Which of the lines below mention the word "glyph"? Pull each one out.

*** Opening DATA EXTRACT ***

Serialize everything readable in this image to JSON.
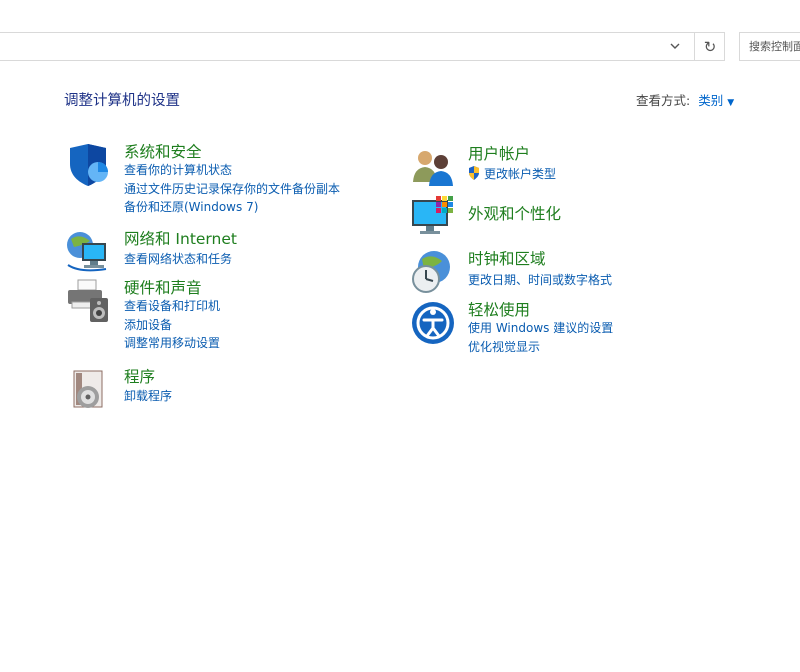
{
  "search": {
    "placeholder": "搜索控制面板"
  },
  "page": {
    "title": "调整计算机的设置"
  },
  "view_by": {
    "label": "查看方式:",
    "value": "类别"
  },
  "categories_left": [
    {
      "title": "系统和安全",
      "icon": "shield-icon",
      "links": [
        "查看你的计算机状态",
        "通过文件历史记录保存你的文件备份副本",
        "备份和还原(Windows 7)"
      ]
    },
    {
      "title": "网络和 Internet",
      "icon": "network-globe-icon",
      "links": [
        "查看网络状态和任务"
      ]
    },
    {
      "title": "硬件和声音",
      "icon": "printer-speaker-icon",
      "links": [
        "查看设备和打印机",
        "添加设备",
        "调整常用移动设置"
      ]
    },
    {
      "title": "程序",
      "icon": "programs-disc-icon",
      "links": [
        "卸载程序"
      ]
    }
  ],
  "categories_right": [
    {
      "title": "用户帐户",
      "icon": "users-icon",
      "links": [
        "更改帐户类型"
      ]
    },
    {
      "title": "外观和个性化",
      "icon": "monitor-palette-icon",
      "links": []
    },
    {
      "title": "时钟和区域",
      "icon": "clock-globe-icon",
      "links": [
        "更改日期、时间或数字格式"
      ]
    },
    {
      "title": "轻松使用",
      "icon": "ease-of-access-icon",
      "links": [
        "使用 Windows 建议的设置",
        "优化视觉显示"
      ]
    }
  ],
  "colors": {
    "title": "#1e3287",
    "category": "#1e7e1e",
    "link": "#0a5cb0"
  }
}
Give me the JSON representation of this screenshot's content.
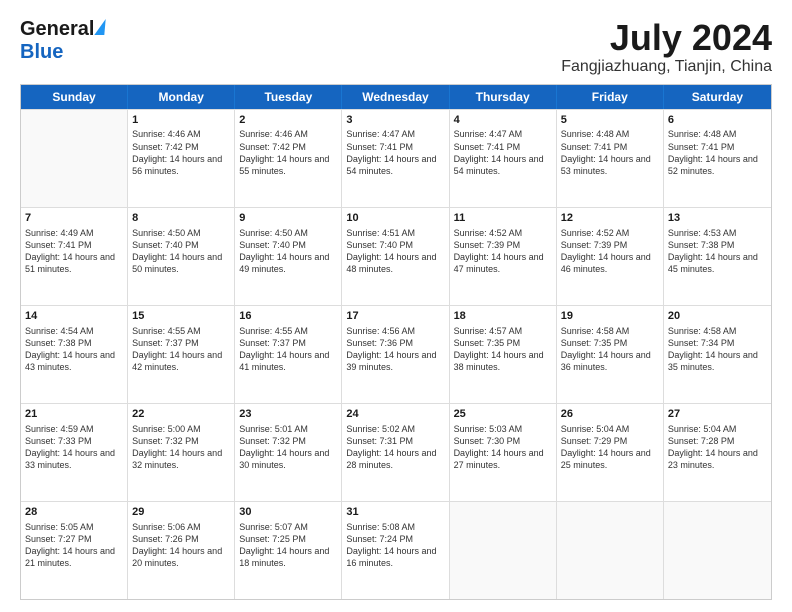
{
  "header": {
    "logo_line1": "General",
    "logo_line2": "Blue",
    "title": "July 2024",
    "subtitle": "Fangjiazhuang, Tianjin, China"
  },
  "calendar": {
    "days_of_week": [
      "Sunday",
      "Monday",
      "Tuesday",
      "Wednesday",
      "Thursday",
      "Friday",
      "Saturday"
    ],
    "rows": [
      [
        {
          "day": "",
          "empty": true
        },
        {
          "day": "1",
          "sunrise": "4:46 AM",
          "sunset": "7:42 PM",
          "daylight": "14 hours and 56 minutes."
        },
        {
          "day": "2",
          "sunrise": "4:46 AM",
          "sunset": "7:42 PM",
          "daylight": "14 hours and 55 minutes."
        },
        {
          "day": "3",
          "sunrise": "4:47 AM",
          "sunset": "7:41 PM",
          "daylight": "14 hours and 54 minutes."
        },
        {
          "day": "4",
          "sunrise": "4:47 AM",
          "sunset": "7:41 PM",
          "daylight": "14 hours and 54 minutes."
        },
        {
          "day": "5",
          "sunrise": "4:48 AM",
          "sunset": "7:41 PM",
          "daylight": "14 hours and 53 minutes."
        },
        {
          "day": "6",
          "sunrise": "4:48 AM",
          "sunset": "7:41 PM",
          "daylight": "14 hours and 52 minutes."
        }
      ],
      [
        {
          "day": "7",
          "sunrise": "4:49 AM",
          "sunset": "7:41 PM",
          "daylight": "14 hours and 51 minutes."
        },
        {
          "day": "8",
          "sunrise": "4:50 AM",
          "sunset": "7:40 PM",
          "daylight": "14 hours and 50 minutes."
        },
        {
          "day": "9",
          "sunrise": "4:50 AM",
          "sunset": "7:40 PM",
          "daylight": "14 hours and 49 minutes."
        },
        {
          "day": "10",
          "sunrise": "4:51 AM",
          "sunset": "7:40 PM",
          "daylight": "14 hours and 48 minutes."
        },
        {
          "day": "11",
          "sunrise": "4:52 AM",
          "sunset": "7:39 PM",
          "daylight": "14 hours and 47 minutes."
        },
        {
          "day": "12",
          "sunrise": "4:52 AM",
          "sunset": "7:39 PM",
          "daylight": "14 hours and 46 minutes."
        },
        {
          "day": "13",
          "sunrise": "4:53 AM",
          "sunset": "7:38 PM",
          "daylight": "14 hours and 45 minutes."
        }
      ],
      [
        {
          "day": "14",
          "sunrise": "4:54 AM",
          "sunset": "7:38 PM",
          "daylight": "14 hours and 43 minutes."
        },
        {
          "day": "15",
          "sunrise": "4:55 AM",
          "sunset": "7:37 PM",
          "daylight": "14 hours and 42 minutes."
        },
        {
          "day": "16",
          "sunrise": "4:55 AM",
          "sunset": "7:37 PM",
          "daylight": "14 hours and 41 minutes."
        },
        {
          "day": "17",
          "sunrise": "4:56 AM",
          "sunset": "7:36 PM",
          "daylight": "14 hours and 39 minutes."
        },
        {
          "day": "18",
          "sunrise": "4:57 AM",
          "sunset": "7:35 PM",
          "daylight": "14 hours and 38 minutes."
        },
        {
          "day": "19",
          "sunrise": "4:58 AM",
          "sunset": "7:35 PM",
          "daylight": "14 hours and 36 minutes."
        },
        {
          "day": "20",
          "sunrise": "4:58 AM",
          "sunset": "7:34 PM",
          "daylight": "14 hours and 35 minutes."
        }
      ],
      [
        {
          "day": "21",
          "sunrise": "4:59 AM",
          "sunset": "7:33 PM",
          "daylight": "14 hours and 33 minutes."
        },
        {
          "day": "22",
          "sunrise": "5:00 AM",
          "sunset": "7:32 PM",
          "daylight": "14 hours and 32 minutes."
        },
        {
          "day": "23",
          "sunrise": "5:01 AM",
          "sunset": "7:32 PM",
          "daylight": "14 hours and 30 minutes."
        },
        {
          "day": "24",
          "sunrise": "5:02 AM",
          "sunset": "7:31 PM",
          "daylight": "14 hours and 28 minutes."
        },
        {
          "day": "25",
          "sunrise": "5:03 AM",
          "sunset": "7:30 PM",
          "daylight": "14 hours and 27 minutes."
        },
        {
          "day": "26",
          "sunrise": "5:04 AM",
          "sunset": "7:29 PM",
          "daylight": "14 hours and 25 minutes."
        },
        {
          "day": "27",
          "sunrise": "5:04 AM",
          "sunset": "7:28 PM",
          "daylight": "14 hours and 23 minutes."
        }
      ],
      [
        {
          "day": "28",
          "sunrise": "5:05 AM",
          "sunset": "7:27 PM",
          "daylight": "14 hours and 21 minutes."
        },
        {
          "day": "29",
          "sunrise": "5:06 AM",
          "sunset": "7:26 PM",
          "daylight": "14 hours and 20 minutes."
        },
        {
          "day": "30",
          "sunrise": "5:07 AM",
          "sunset": "7:25 PM",
          "daylight": "14 hours and 18 minutes."
        },
        {
          "day": "31",
          "sunrise": "5:08 AM",
          "sunset": "7:24 PM",
          "daylight": "14 hours and 16 minutes."
        },
        {
          "day": "",
          "empty": true
        },
        {
          "day": "",
          "empty": true
        },
        {
          "day": "",
          "empty": true
        }
      ]
    ]
  }
}
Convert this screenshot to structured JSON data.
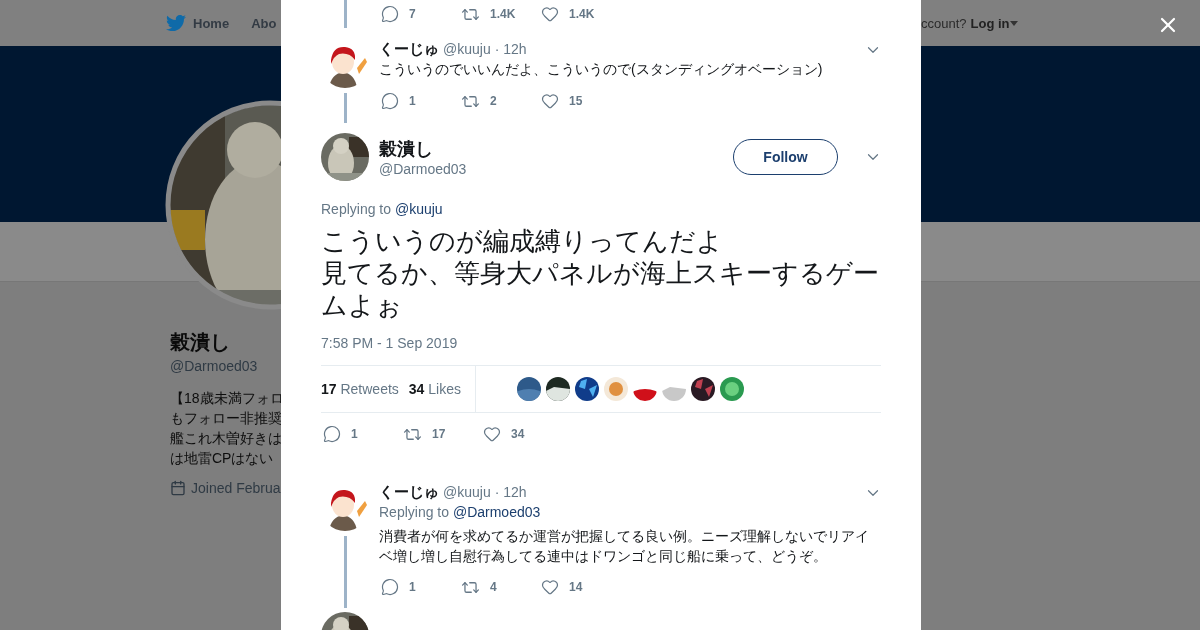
{
  "background_page": {
    "nav": {
      "home": "Home",
      "about": "Abo",
      "account_prompt": "ccount?",
      "login": "Log in"
    },
    "profile": {
      "name": "穀潰し",
      "handle": "@Darmoed03",
      "bio_lines": [
        "【18歳未満フォロ",
        "もフォロー非推奨",
        "艦これ木曽好きは",
        "は地雷CPはない"
      ],
      "joined": "Joined Februa"
    }
  },
  "modal": {
    "thread_above": [
      {
        "kind": "actions_only",
        "replies": "7",
        "retweets": "1.4K",
        "likes": "1.4K"
      },
      {
        "kind": "tweet",
        "name": "くーじゅ",
        "handle": "@kuuju",
        "time": "· 12h",
        "text": "こういうのでいいんだよ、こういうので(スタンディングオベーション)",
        "replies": "1",
        "retweets": "2",
        "likes": "15"
      }
    ],
    "main_tweet": {
      "name": "穀潰し",
      "handle": "@Darmoed03",
      "follow_label": "Follow",
      "replying_label": "Replying to",
      "replying_to": "@kuuju",
      "text_lines": [
        "こういうのが編成縛りってんだよ",
        "見てるか、等身大パネルが海上スキーするゲームよぉ"
      ],
      "timestamp": "7:58 PM - 1 Sep 2019",
      "retweet_count": "17",
      "retweet_label": "Retweets",
      "like_count": "34",
      "like_label": "Likes",
      "replies": "1",
      "retweets": "17",
      "likes": "34"
    },
    "replies": [
      {
        "kind": "tweet",
        "name": "くーじゅ",
        "handle": "@kuuju",
        "time": "· 12h",
        "replying_label": "Replying to",
        "replying_to": "@Darmoed03",
        "text": "消費者が何を求めてるか運営が把握してる良い例。ニーズ理解しないでリアイベ増し増し自慰行為してる連中はドワンゴと同じ船に乗って、どうぞ。",
        "replies": "1",
        "retweets": "4",
        "likes": "14"
      },
      {
        "kind": "partial"
      }
    ]
  }
}
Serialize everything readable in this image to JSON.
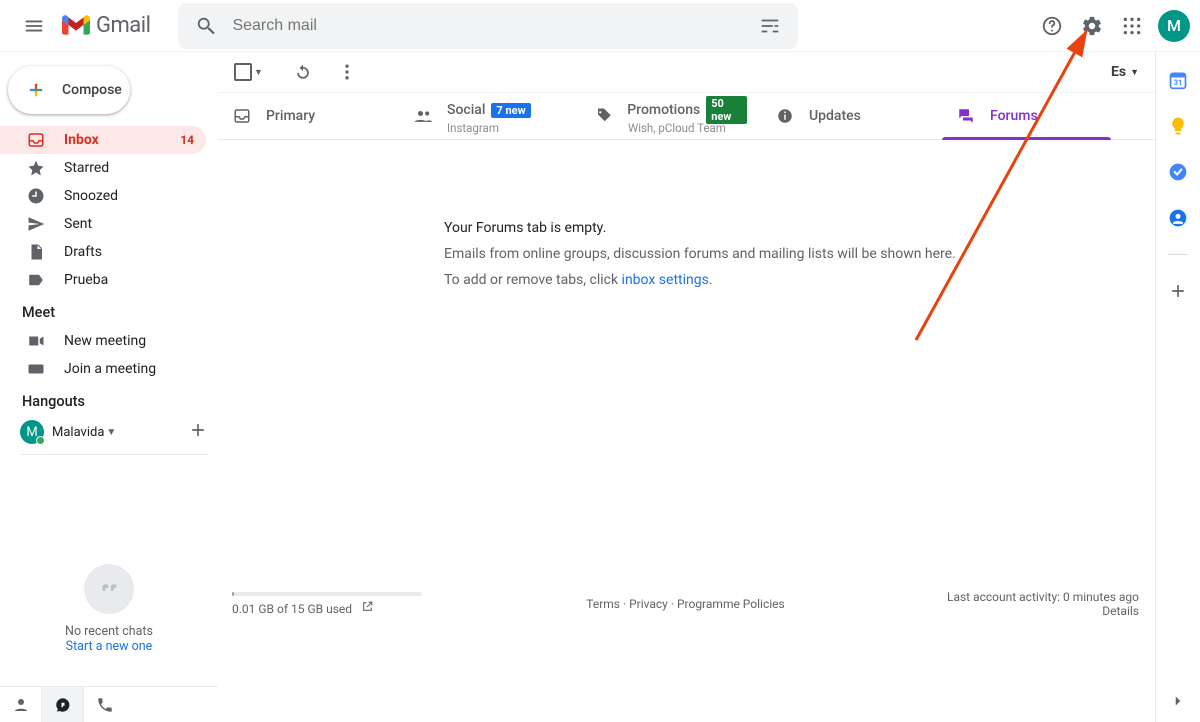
{
  "header": {
    "logo_text": "Gmail",
    "search_placeholder": "Search mail",
    "avatar_initial": "M"
  },
  "compose_label": "Compose",
  "sidebar": {
    "items": [
      {
        "label": "Inbox",
        "count": "14"
      },
      {
        "label": "Starred"
      },
      {
        "label": "Snoozed"
      },
      {
        "label": "Sent"
      },
      {
        "label": "Drafts"
      },
      {
        "label": "Prueba"
      }
    ]
  },
  "meet": {
    "title": "Meet",
    "new_meeting": "New meeting",
    "join_meeting": "Join a meeting"
  },
  "hangouts": {
    "title": "Hangouts",
    "user_name": "Malavida",
    "avatar_initial": "M",
    "no_chats": "No recent chats",
    "start_new": "Start a new one"
  },
  "toolbar": {
    "input_tools": "Es"
  },
  "tabs": {
    "primary": "Primary",
    "social": "Social",
    "social_badge": "7 new",
    "social_sub": "Instagram",
    "promotions": "Promotions",
    "promotions_badge": "50 new",
    "promotions_sub": "Wish, pCloud Team",
    "updates": "Updates",
    "forums": "Forums"
  },
  "empty": {
    "line1": "Your Forums tab is empty.",
    "line2": "Emails from online groups, discussion forums and mailing lists will be shown here.",
    "line3_pre": "To add or remove tabs, click ",
    "line3_link": "inbox settings",
    "line3_post": "."
  },
  "footer": {
    "storage": "0.01 GB of 15 GB used",
    "terms": "Terms",
    "privacy": "Privacy",
    "policies": "Programme Policies",
    "activity": "Last account activity: 0 minutes ago",
    "details": "Details",
    "sep": " · "
  }
}
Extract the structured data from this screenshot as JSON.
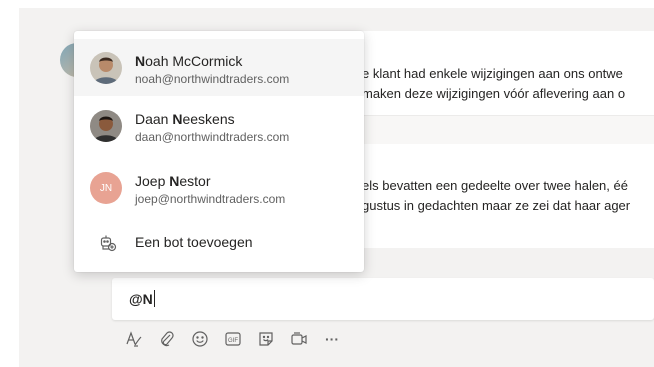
{
  "conversation": {
    "message1": {
      "lines": [
        "e klant had enkele wijzigingen aan ons ontwe",
        "maken deze wijzigingen vóór aflevering aan o"
      ]
    },
    "message2": {
      "lines": [
        "els bevatten een gedeelte over twee halen, éé",
        "gustus in gedachten maar ze zei dat haar ager"
      ]
    }
  },
  "mention_dropdown": {
    "items": [
      {
        "name_prefix": "",
        "name_bold": "N",
        "name_rest": "oah McCormick",
        "email": "noah@northwindtraders.com",
        "avatar_icon": "person-photo-avatar"
      },
      {
        "name_prefix": "Daan ",
        "name_bold": "N",
        "name_rest": "eeskens",
        "email": "daan@northwindtraders.com",
        "avatar_icon": "person-photo-avatar"
      },
      {
        "name_prefix": "Joep ",
        "name_bold": "N",
        "name_rest": "estor",
        "email": "joep@northwindtraders.com",
        "avatar_initials": "JN",
        "avatar_color": "#e8a393"
      }
    ],
    "add_bot_label": "Een bot toevoegen",
    "add_bot_icon": "add-bot-icon"
  },
  "compose": {
    "value": "@N"
  },
  "toolbar": {
    "icons": [
      "format-icon",
      "attach-icon",
      "emoji-icon",
      "gif-icon",
      "sticker-icon",
      "meet-now-icon",
      "more-options-icon"
    ],
    "gif_label": "GIF",
    "more_label": "···"
  },
  "colors": {
    "app_background": "#f3f2f1",
    "initials_avatar": "#e8a393",
    "selected_row": "#f5f5f5"
  }
}
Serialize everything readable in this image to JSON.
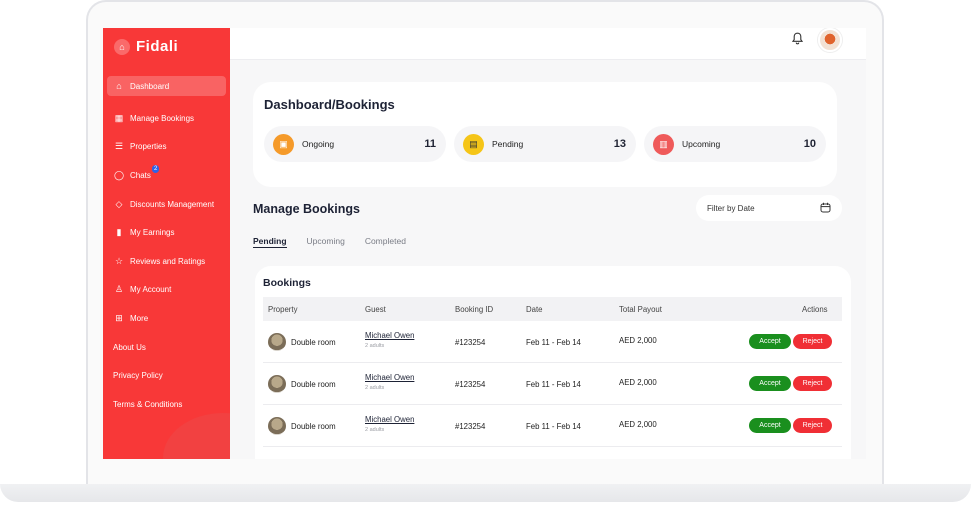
{
  "brand": {
    "name": "Fidali",
    "color": "#f83838"
  },
  "sidebar": {
    "items": [
      {
        "label": "Dashboard",
        "icon": "home-icon",
        "glyph": "⌂"
      },
      {
        "label": "Manage Bookings",
        "icon": "grid-icon",
        "glyph": "▦"
      },
      {
        "label": "Properties",
        "icon": "list-icon",
        "glyph": "☰"
      },
      {
        "label": "Chats",
        "icon": "chat-icon",
        "glyph": "◯",
        "badge": "2"
      },
      {
        "label": "Discounts Management",
        "icon": "tag-icon",
        "glyph": "◇"
      },
      {
        "label": "My Earnings",
        "icon": "bar-chart-icon",
        "glyph": "▮"
      },
      {
        "label": "Reviews and Ratings",
        "icon": "star-icon",
        "glyph": "☆"
      },
      {
        "label": "My Account",
        "icon": "user-icon",
        "glyph": "♙"
      },
      {
        "label": "More",
        "icon": "plus-square-icon",
        "glyph": "⊞"
      }
    ],
    "links": [
      "About Us",
      "Privacy Policy",
      "Terms & Conditions"
    ]
  },
  "topbar": {
    "bell_icon": "bell-icon",
    "avatar": "user-avatar"
  },
  "summary": {
    "title": "Dashboard/Bookings",
    "stats": [
      {
        "label": "Ongoing",
        "value": "11",
        "icon": "ongoing-icon",
        "color": "#f59a2a"
      },
      {
        "label": "Pending",
        "value": "13",
        "icon": "pending-icon",
        "color": "#f5c518"
      },
      {
        "label": "Upcoming",
        "value": "10",
        "icon": "upcoming-icon",
        "color": "#ef5a5a"
      }
    ]
  },
  "manage": {
    "title": "Manage Bookings",
    "filter_label": "Filter by Date",
    "tabs": [
      "Pending",
      "Upcoming",
      "Completed"
    ]
  },
  "bookings": {
    "title": "Bookings",
    "headers": {
      "property": "Property",
      "guest": "Guest",
      "booking_id": "Booking ID",
      "date": "Date",
      "payout": "Total Payout",
      "actions": "Actions"
    },
    "rows": [
      {
        "property": "Double room",
        "guest": "Michael Owen",
        "guest_sub": "2 adults",
        "booking_id": "#123254",
        "date": "Feb 11 - Feb 14",
        "payout": "AED 2,000",
        "accept": "Accept",
        "reject": "Reject"
      },
      {
        "property": "Double room",
        "guest": "Michael Owen",
        "guest_sub": "2 adults",
        "booking_id": "#123254",
        "date": "Feb 11 - Feb 14",
        "payout": "AED 2,000",
        "accept": "Accept",
        "reject": "Reject"
      },
      {
        "property": "Double room",
        "guest": "Michael Owen",
        "guest_sub": "2 adults",
        "booking_id": "#123254",
        "date": "Feb 11 - Feb 14",
        "payout": "AED 2,000",
        "accept": "Accept",
        "reject": "Reject"
      }
    ]
  }
}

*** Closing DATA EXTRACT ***

▶ _REPLY TO THE TASK_:
        "glyph": "⌂"
        "glyph": "▦"
        "glyph": "☰"
        "glyph": "◯",
        "glyph": "◇"
        "glyph": "▮"
        "glyph": "☆"
        "glyph": "♙"
        "glyph": "⊞"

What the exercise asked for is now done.